Your objective
I need the number of lines in the following entries that hold the word "JSON", and no other text.

Extracted data
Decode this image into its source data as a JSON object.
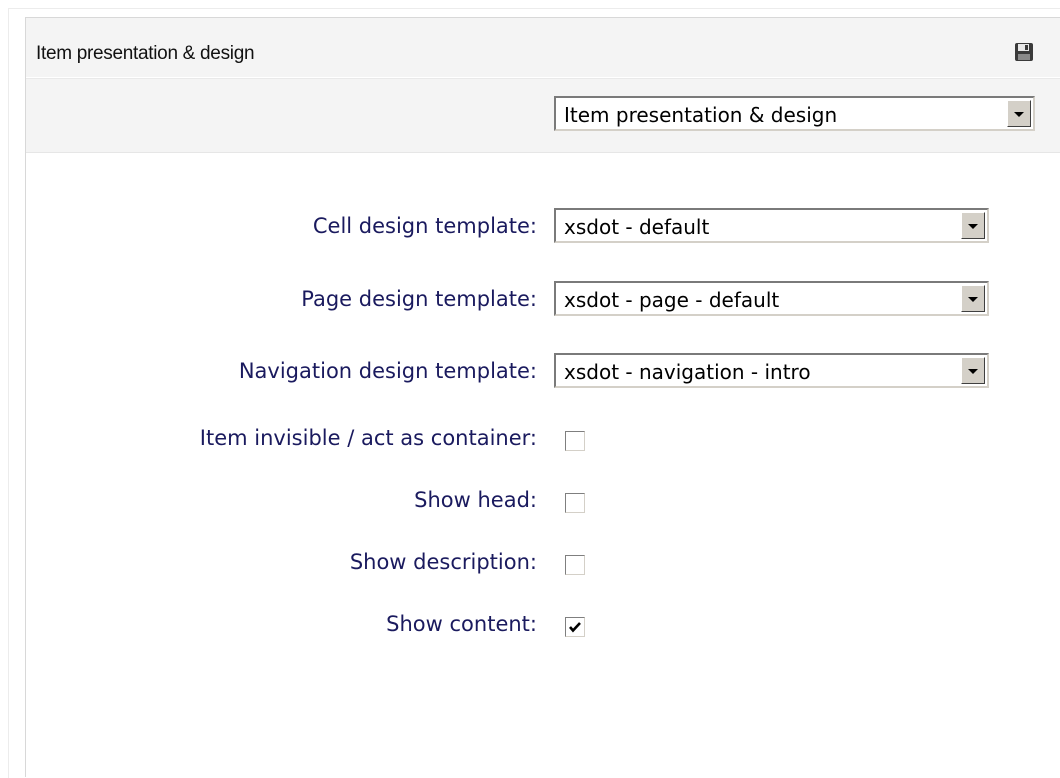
{
  "panel": {
    "title": "Item presentation & design",
    "save_icon": "floppy-disk-save-icon"
  },
  "toolbar": {
    "section_select": {
      "value": "Item presentation & design"
    }
  },
  "form": {
    "cell_design_template": {
      "label": "Cell design template:",
      "value": "xsdot - default"
    },
    "page_design_template": {
      "label": "Page design template:",
      "value": "xsdot - page - default"
    },
    "navigation_design_template": {
      "label": "Navigation design template:",
      "value": "xsdot - navigation - intro"
    },
    "item_invisible": {
      "label": "Item invisible / act as container:",
      "checked": false
    },
    "show_head": {
      "label": "Show head:",
      "checked": false
    },
    "show_description": {
      "label": "Show description:",
      "checked": false
    },
    "show_content": {
      "label": "Show content:",
      "checked": true
    }
  },
  "colors": {
    "label_text": "#1a1a5e",
    "header_bg": "#f4f4f4",
    "panel_border": "#d8d8d8"
  }
}
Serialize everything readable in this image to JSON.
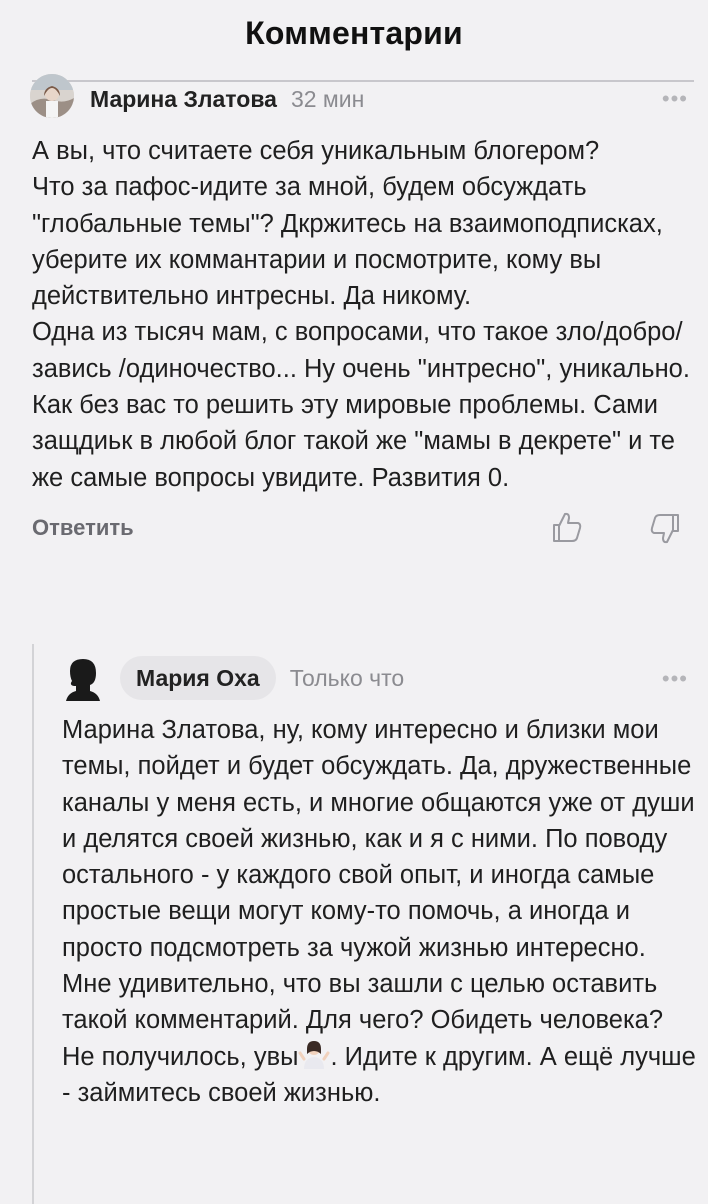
{
  "header": {
    "title": "Комментарии"
  },
  "comments": [
    {
      "author": "Марина Златова",
      "time": "32 мин",
      "more": "•••",
      "text": "А вы, что считаете себя уникальным блогером?\nЧто за пафос-идите за мной, будем обсуждать \"глобальные темы\"? Дкржитесь на взаимоподписках, уберите их коммантарии и посмотрите, кому вы действительно интресны. Да никому.\nОдна из тысяч мам, с вопросами, что такое зло/добро/завись /одиночество... Ну очень \"интресно\",  уникально. Как без вас то решить эту мировые проблемы. Сами защдиьк в любой блог такой же \"мамы в декрете\" и те же самые вопросы увидите. Развития 0.",
      "reply_label": "Ответить",
      "like_icon": "thumbs-up-icon",
      "dislike_icon": "thumbs-down-icon"
    },
    {
      "author": "Мария Оха",
      "time": "Только что",
      "more": "•••",
      "text_before_emoji": "Марина Златова, ну, кому интересно и близки мои темы, пойдет и будет обсуждать. Да, дружественные каналы у меня есть, и многие общаются уже от души и делятся своей жизнью, как и я с ними. По поводу остального - у каждого свой опыт, и иногда самые простые вещи могут кому-то помочь, а иногда и просто подсмотреть за чужой жизнью интересно. Мне удивительно, что вы зашли с целью оставить такой комментарий. Для чего? Обидеть человека? Не получилось, увы",
      "emoji_icon": "shrugging-woman-emoji",
      "text_after_emoji": ". Идите к другим. А ещё лучше - займитесь своей жизнью."
    }
  ],
  "colors": {
    "background": "#f2f1f3",
    "muted_text": "#8b8b90",
    "chip": "#e6e5e8"
  }
}
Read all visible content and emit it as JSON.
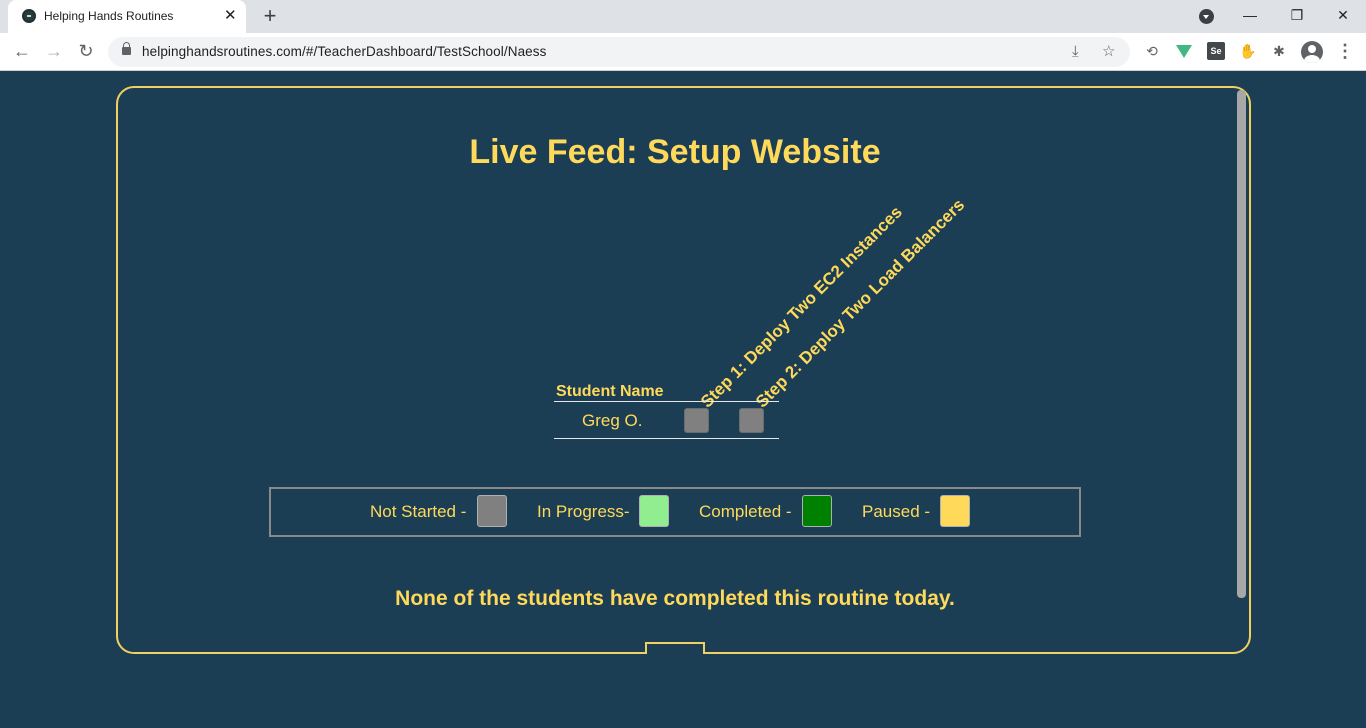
{
  "browser": {
    "tab_title": "Helping Hands Routines",
    "tab_close": "✕",
    "new_tab": "+",
    "url": "helpinghandsroutines.com/#/TeacherDashboard/TestSchool/Naess",
    "back": "←",
    "forward": "→",
    "reload": "↻",
    "minimize": "—",
    "restore": "❐",
    "close": "✕",
    "menu": "⋮"
  },
  "page": {
    "title": "Live Feed: Setup Website",
    "table": {
      "name_header": "Student Name",
      "step_headers": [
        "Step 1: Deploy Two EC2 Instances",
        "Step 2: Deploy Two Load Balancers"
      ],
      "rows": [
        {
          "name": "Greg O.",
          "statuses": [
            "not-started",
            "not-started"
          ]
        }
      ]
    },
    "legend": {
      "items": [
        {
          "label": "Not Started -",
          "color": "#808080"
        },
        {
          "label": "In Progress-",
          "color": "#90ee90"
        },
        {
          "label": "Completed -",
          "color": "#008000"
        },
        {
          "label": "Paused -",
          "color": "#ffd95a"
        }
      ]
    },
    "footer_message": "None of the students have completed this routine today."
  }
}
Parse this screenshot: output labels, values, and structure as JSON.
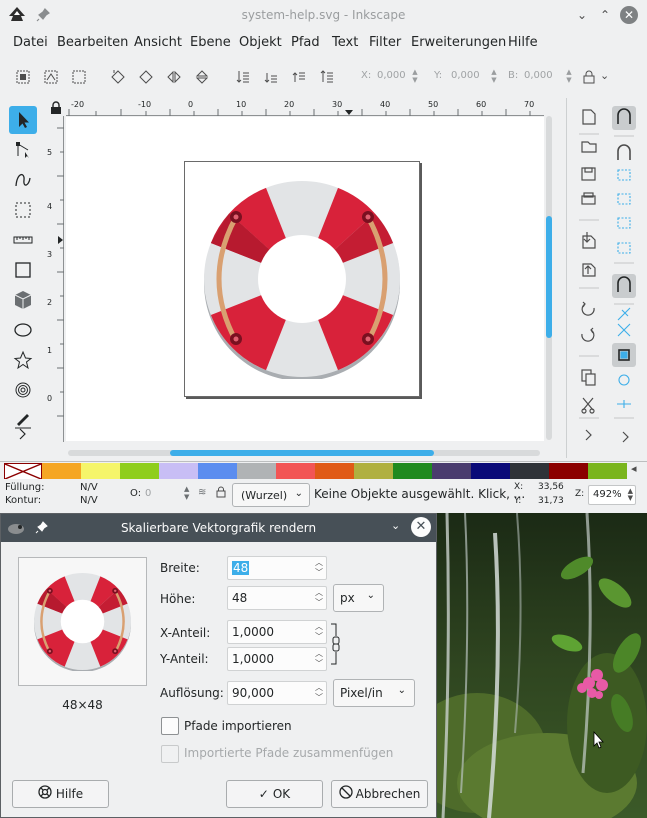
{
  "window": {
    "title": "system-help.svg - Inkscape"
  },
  "menu": [
    "Datei",
    "Bearbeiten",
    "Ansicht",
    "Ebene",
    "Objekt",
    "Pfad",
    "Text",
    "Filter",
    "Erweiterungen",
    "Hilfe"
  ],
  "toolbar": {
    "x_label": "X:",
    "x_value": "0,000",
    "y_label": "Y:",
    "y_value": "0,000",
    "w_label": "B:",
    "w_value": "0,000"
  },
  "ruler": {
    "top": [
      "-20",
      "-10",
      "0",
      "10",
      "20",
      "30",
      "40",
      "50",
      "60",
      "70"
    ],
    "left": [
      "5",
      "4",
      "3",
      "2",
      "1",
      "0"
    ]
  },
  "palette_colors": [
    "#f5a623",
    "#f5f56a",
    "#8fce1d",
    "#c8bef5",
    "#5b8def",
    "#b0b3b5",
    "#f25555",
    "#e05a17",
    "#b0b040",
    "#1f8a1f",
    "#4a3c6e",
    "#0a0a78",
    "#2f3338",
    "#8b0000",
    "#7ab51d"
  ],
  "status": {
    "fill_label": "Füllung:",
    "fill_value": "N/V",
    "stroke_label": "Kontur:",
    "stroke_value": "N/V",
    "opacity_label": "O:",
    "opacity_value": "0",
    "layer": "(Wurzel)",
    "message": "Keine Objekte ausgewählt. Klick, ...",
    "x_label": "X:",
    "x_value": "33,56",
    "y_label": "Y:",
    "y_value": "31,73",
    "zoom_label": "Z:",
    "zoom_value": "492%"
  },
  "dialog": {
    "title": "Skalierbare Vektorgrafik rendern",
    "preview_size": "48×48",
    "width_label": "Breite:",
    "width_value": "48",
    "height_label": "Höhe:",
    "height_value": "48",
    "unit": "px",
    "xscale_label": "X-Anteil:",
    "xscale_value": "1,0000",
    "yscale_label": "Y-Anteil:",
    "yscale_value": "1,0000",
    "resolution_label": "Auflösung:",
    "resolution_value": "90,000",
    "resolution_unit": "Pixel/in",
    "import_paths": "Pfade importieren",
    "merge_paths": "Importierte Pfade zusammenfügen",
    "help_button": "Hilfe",
    "ok_button": "OK",
    "cancel_button": "Abbrechen"
  },
  "colors": {
    "accent": "#3daee9",
    "dialog_title_bg": "#475057",
    "lifebuoy_red": "#d8223a",
    "lifebuoy_white": "#e2e4e6"
  }
}
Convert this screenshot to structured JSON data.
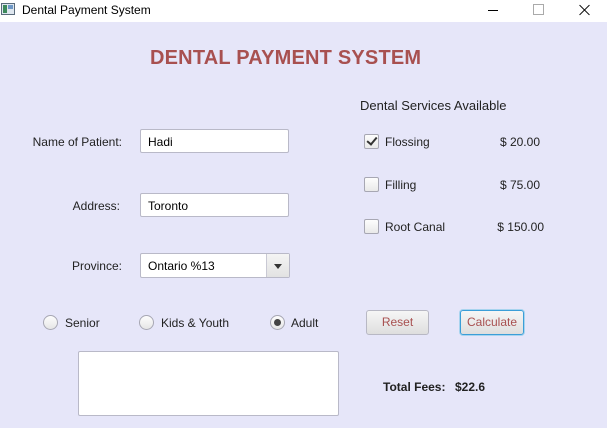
{
  "window": {
    "title": "Dental Payment System",
    "icons": {
      "app": "app-icon",
      "minimize": "minimize-icon",
      "maximize": "maximize-icon",
      "close": "close-icon"
    }
  },
  "header": {
    "title": "DENTAL PAYMENT SYSTEM"
  },
  "form": {
    "patient_label": "Name of Patient:",
    "patient_value": "Hadi",
    "address_label": "Address:",
    "address_value": "Toronto",
    "province_label": "Province:",
    "province_value": "Ontario %13"
  },
  "services": {
    "header": "Dental Services Available",
    "items": [
      {
        "label": "Flossing",
        "price": "$ 20.00",
        "checked": true
      },
      {
        "label": "Filling",
        "price": "$ 75.00",
        "checked": false
      },
      {
        "label": "Root Canal",
        "price": "$ 150.00",
        "checked": false
      }
    ]
  },
  "age_group": {
    "options": [
      {
        "label": "Senior",
        "selected": false
      },
      {
        "label": "Kids & Youth",
        "selected": false
      },
      {
        "label": "Adult",
        "selected": true
      }
    ]
  },
  "actions": {
    "reset_label": "Reset",
    "calculate_label": "Calculate"
  },
  "output": {
    "text": ""
  },
  "totals": {
    "label": "Total Fees:",
    "value": "$22.6"
  },
  "colors": {
    "background": "#e6e6f9",
    "title": "#a85050",
    "button_text": "#a85050",
    "focus": "#3b9ed8"
  }
}
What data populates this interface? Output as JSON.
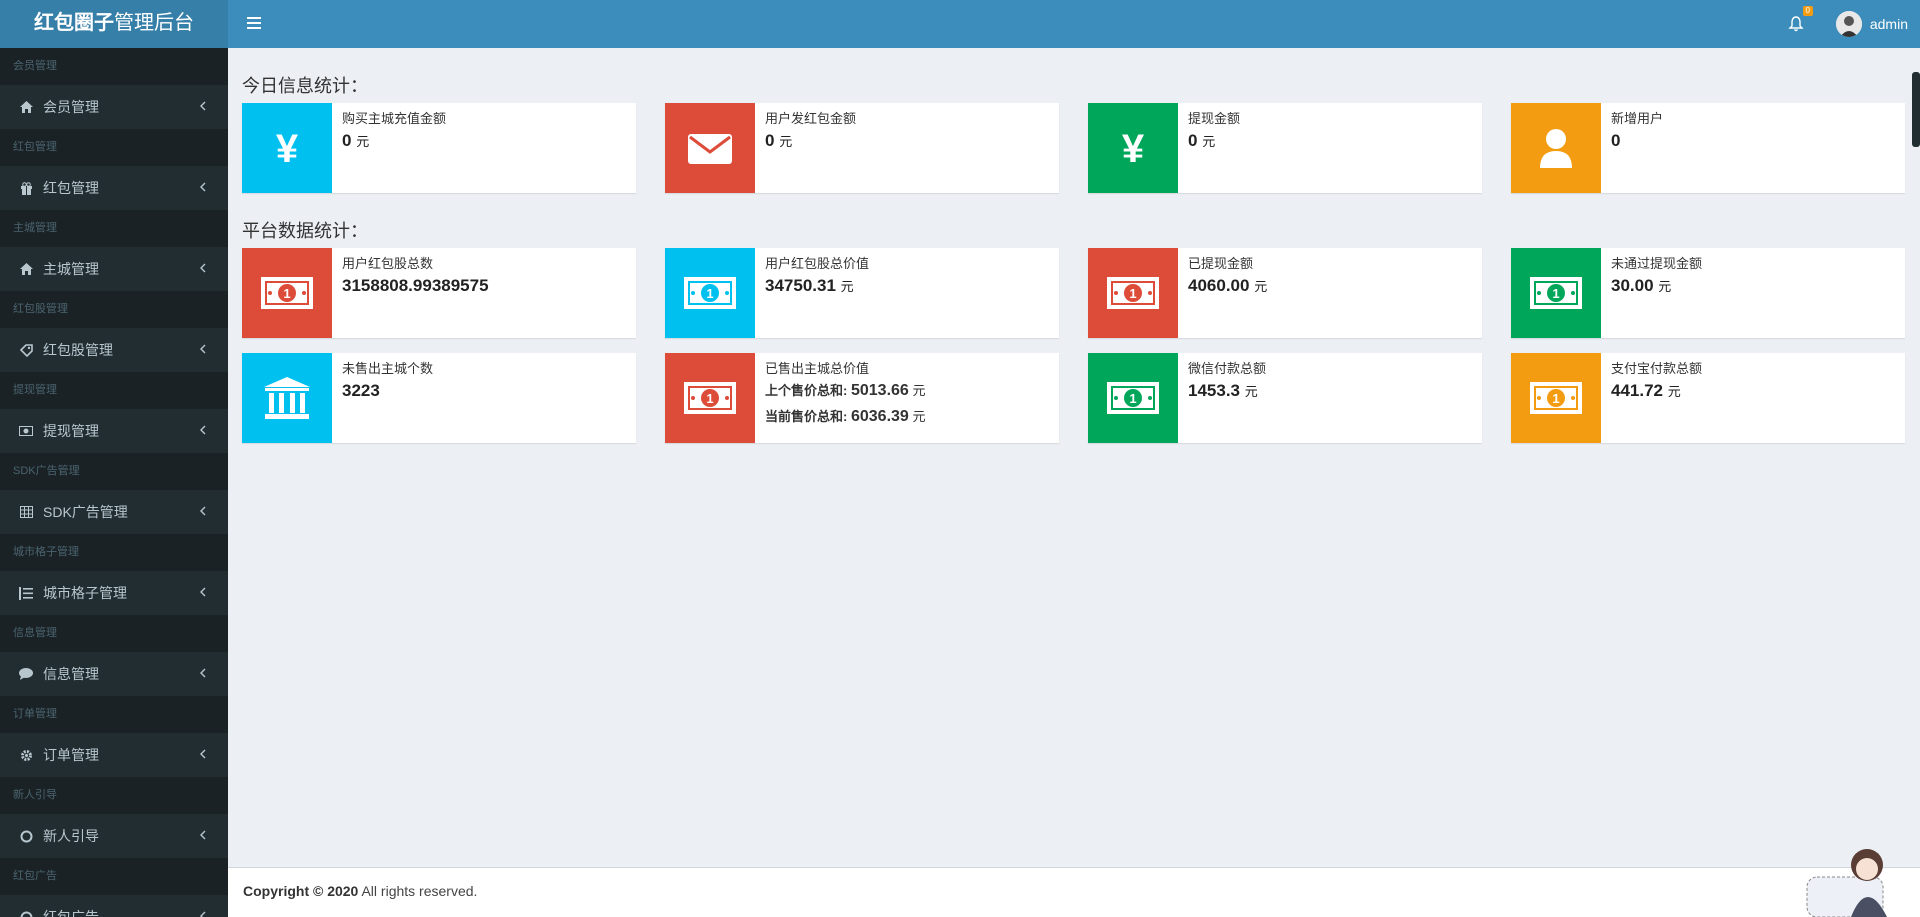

Result below
6